    • "The Masks". The dying Jason Foster forces his evil relatives to wear their masks until midnight, on pain of losing their inheritance. Foster dies at the stroke of midnight, but when the relatives remove their masks they discover that something unusual has occurred.
    • "Mr. Garrity and the Graves". Mr. Garrity tells the people of Happiness, Arizona that he will resurrect the people buried in Boot Hill at midnight.
  • Would Hit a Girl: The Man in "Two" gets into a fistfight with an enemy soldier, who is a woman, and knocks her out.
  • Writer on Board: Serling was an outspoken liberal, even for his day, and many of the show's recurring themes of corporate oppression, racism, censorship, isolationism, and the horrors of war were not simply ideas he liked to discuss, but the very reason he created the series was to use as a sounding board for such taboos.
  • You All Meet in a Cell: The premise of the episode called "Five Characters in Search of an Exit": An Army major wakes up to find himself trapped inside in a large metal cylinder, along with a hobo, a ballet dancer, a bagpiper, and a clown. None of them have any memory of who they are or how they got there.

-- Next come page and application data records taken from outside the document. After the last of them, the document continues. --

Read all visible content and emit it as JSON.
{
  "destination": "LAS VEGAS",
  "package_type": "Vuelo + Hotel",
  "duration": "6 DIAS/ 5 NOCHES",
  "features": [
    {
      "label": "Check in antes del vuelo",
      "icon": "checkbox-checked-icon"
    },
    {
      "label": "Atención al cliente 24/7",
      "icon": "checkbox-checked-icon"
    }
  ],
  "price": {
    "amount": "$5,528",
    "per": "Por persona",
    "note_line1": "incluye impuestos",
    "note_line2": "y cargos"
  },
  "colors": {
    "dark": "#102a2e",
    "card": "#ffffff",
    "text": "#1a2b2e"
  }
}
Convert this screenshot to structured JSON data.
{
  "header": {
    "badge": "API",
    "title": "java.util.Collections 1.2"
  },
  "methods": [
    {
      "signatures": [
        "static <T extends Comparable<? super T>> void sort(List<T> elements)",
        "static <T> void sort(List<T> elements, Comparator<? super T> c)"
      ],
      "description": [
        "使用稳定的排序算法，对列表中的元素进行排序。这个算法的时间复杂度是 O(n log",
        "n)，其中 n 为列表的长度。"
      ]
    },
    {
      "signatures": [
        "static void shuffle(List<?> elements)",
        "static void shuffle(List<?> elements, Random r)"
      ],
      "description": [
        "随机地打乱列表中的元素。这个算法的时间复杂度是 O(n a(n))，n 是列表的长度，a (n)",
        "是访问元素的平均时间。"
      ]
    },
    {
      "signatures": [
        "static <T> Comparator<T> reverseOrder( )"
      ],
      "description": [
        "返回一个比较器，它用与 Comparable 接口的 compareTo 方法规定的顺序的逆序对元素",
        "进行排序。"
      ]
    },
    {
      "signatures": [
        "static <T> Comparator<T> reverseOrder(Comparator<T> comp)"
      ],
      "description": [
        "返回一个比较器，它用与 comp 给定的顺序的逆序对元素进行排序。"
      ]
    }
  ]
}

  • You Can't Fight Fate: Or at least, you can't change the past. Several episodes revolve around characters trying to avert disasters, but failing or only making small changes.
  • You Have to Believe Me!: A common occurrence in the series, but especially in "Hocus-Pocus and Frisby".
  • You Never Asked: "A Nice Place to Visit". Rocky automatically assumed he was in Heaven and Pip was an angel. Pip chuckles, essentially, "Whatever gave you that idea?"
  • Zeerust: A lot of outer space-themed episodes take place in the year 2000 or the late 90's.
    • "Steel", in which human fighters have been replaced by boxing robots, takes place in the far off year of 1974.
    • "Third from the Sun" showcased a sleek white phone that gave off soft, elevator-like tones when it rang. In fact, the rotary dial was on the bottom!
    • "Elegy" starts with the landing of a rocket that in many ways works like how we imagine a UFO. They open the hatch, and down comes a ladder on a hinge.

Guess what? Your whole life has been a dream, one of your family members is a robot, and that nice man that just moved into town is a Martian. Welcome to the Twilight Zone. Hey, look at that weird mirror!